▶ **Activity**: Pull every line containing "Microsoft" from the data.

▶ **Stored data**:

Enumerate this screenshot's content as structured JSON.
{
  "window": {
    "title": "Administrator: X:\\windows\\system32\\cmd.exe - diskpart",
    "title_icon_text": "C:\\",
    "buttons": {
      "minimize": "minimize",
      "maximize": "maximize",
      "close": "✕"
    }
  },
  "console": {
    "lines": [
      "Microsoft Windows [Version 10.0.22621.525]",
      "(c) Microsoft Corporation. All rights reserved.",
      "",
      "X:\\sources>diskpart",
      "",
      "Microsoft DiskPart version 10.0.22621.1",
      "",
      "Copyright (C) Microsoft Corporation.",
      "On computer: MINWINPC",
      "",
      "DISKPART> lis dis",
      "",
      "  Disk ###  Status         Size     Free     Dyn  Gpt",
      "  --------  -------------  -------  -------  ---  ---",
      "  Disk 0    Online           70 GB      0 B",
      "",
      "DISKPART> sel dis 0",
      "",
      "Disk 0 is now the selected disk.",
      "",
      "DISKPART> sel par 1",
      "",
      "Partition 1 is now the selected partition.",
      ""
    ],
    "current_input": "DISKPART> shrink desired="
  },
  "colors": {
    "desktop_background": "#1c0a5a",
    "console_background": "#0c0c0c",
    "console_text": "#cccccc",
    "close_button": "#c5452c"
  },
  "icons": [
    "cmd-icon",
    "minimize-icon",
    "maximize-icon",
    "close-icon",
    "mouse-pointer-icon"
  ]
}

▶ **Solved exercise**:
      "Microsoft Windows [Version 10.0.22621.525]",
      "(c) Microsoft Corporation. All rights reserved.",
      "Microsoft DiskPart version 10.0.22621.1",
      "Copyright (C) Microsoft Corporation.",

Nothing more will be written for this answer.